In addition, I do some sitting exercises where I sit on the edge of the bench, with the therapist behind me and my PA in front of me, and I work on my balance and posture. I have a slight curved spine and I naturally fall to the right. So, the aim of these exercises are to hold my spine in the middle, sit up straight and keep my head up, all unaided.
I find these exercises the hardest and most demanding, but it definitely benefits my posture a lot.  
  1. EasyStands®️ stander
  I am unable to stand or weight bare at all. Luckily, with the EasyStands®️ stander, I can experience the joy of standing and get a much-needed stretch in my legs, hips and spine.
The EasyStands®️ stander is a specialist standing frame whereby I get hoisted into a seat, get strapped in with a safety belt, foot straps and knee pads, then the seat is pumped up into a standing position.
I can usually stand for about 20 to 30 minutes. I could stand longer but my physio sessions are only 45 minutes long.  
  1. Motomed
  A motomed is a great device for disabled people who cannot access regular gym equipment such as a treadmill, rowing machine or electric bike
A motomed is a pedal machine that you can use from your wheelchair and it simply helps you pedal your arms or legs.  
I usually use it for my legs because my right hand cannot hold the bar at all and my left arm can move without any assistance. Plus, my legs require more movement because I never walk.
I don’t to get use the motomed as often as I like, or as much as I did in my school days, but when I do, I can happily spend between 30 to 60 minutes pedalling away.
I hope this has given you a brief insight into my world of physiotherapy and inspired you to maybe find accessible ways to maintain your body’s fitness and posture.

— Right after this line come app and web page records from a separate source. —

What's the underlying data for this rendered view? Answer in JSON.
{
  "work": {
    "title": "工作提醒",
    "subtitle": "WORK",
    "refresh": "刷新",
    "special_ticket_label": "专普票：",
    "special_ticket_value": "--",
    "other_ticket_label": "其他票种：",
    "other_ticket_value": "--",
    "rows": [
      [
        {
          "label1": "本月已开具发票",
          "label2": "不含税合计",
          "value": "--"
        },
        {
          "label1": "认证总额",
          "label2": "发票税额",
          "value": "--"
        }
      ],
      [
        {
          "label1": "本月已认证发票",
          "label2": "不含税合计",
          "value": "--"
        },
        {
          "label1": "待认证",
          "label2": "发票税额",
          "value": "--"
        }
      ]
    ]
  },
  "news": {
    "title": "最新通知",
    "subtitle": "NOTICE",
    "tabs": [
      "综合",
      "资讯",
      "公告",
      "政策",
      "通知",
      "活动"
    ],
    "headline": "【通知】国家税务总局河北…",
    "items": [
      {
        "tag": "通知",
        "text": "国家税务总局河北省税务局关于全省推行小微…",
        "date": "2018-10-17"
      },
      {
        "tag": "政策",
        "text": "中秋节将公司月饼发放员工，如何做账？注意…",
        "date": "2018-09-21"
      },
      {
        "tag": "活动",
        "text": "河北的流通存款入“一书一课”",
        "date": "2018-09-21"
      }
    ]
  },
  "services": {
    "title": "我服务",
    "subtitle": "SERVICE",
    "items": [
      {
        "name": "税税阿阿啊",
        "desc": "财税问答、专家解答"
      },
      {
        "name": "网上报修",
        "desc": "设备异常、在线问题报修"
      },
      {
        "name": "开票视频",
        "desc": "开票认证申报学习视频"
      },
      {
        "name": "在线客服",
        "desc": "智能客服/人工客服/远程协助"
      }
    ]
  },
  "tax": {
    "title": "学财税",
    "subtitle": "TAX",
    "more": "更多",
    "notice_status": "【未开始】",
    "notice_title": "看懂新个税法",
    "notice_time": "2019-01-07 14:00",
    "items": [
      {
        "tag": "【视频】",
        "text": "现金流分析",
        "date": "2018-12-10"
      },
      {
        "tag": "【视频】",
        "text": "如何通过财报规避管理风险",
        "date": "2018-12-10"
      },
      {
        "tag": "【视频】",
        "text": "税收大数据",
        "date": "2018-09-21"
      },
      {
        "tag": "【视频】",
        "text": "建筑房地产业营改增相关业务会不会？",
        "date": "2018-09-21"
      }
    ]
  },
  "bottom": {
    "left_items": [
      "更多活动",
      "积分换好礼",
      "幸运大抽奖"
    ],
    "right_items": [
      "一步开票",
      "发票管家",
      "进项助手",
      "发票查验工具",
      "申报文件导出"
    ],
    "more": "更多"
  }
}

Thank you John for inviting me to be a guest blogger.
To find out more about me and view more of my work, visit my blog Rock For Disability and follow me on Facebook & Twitter.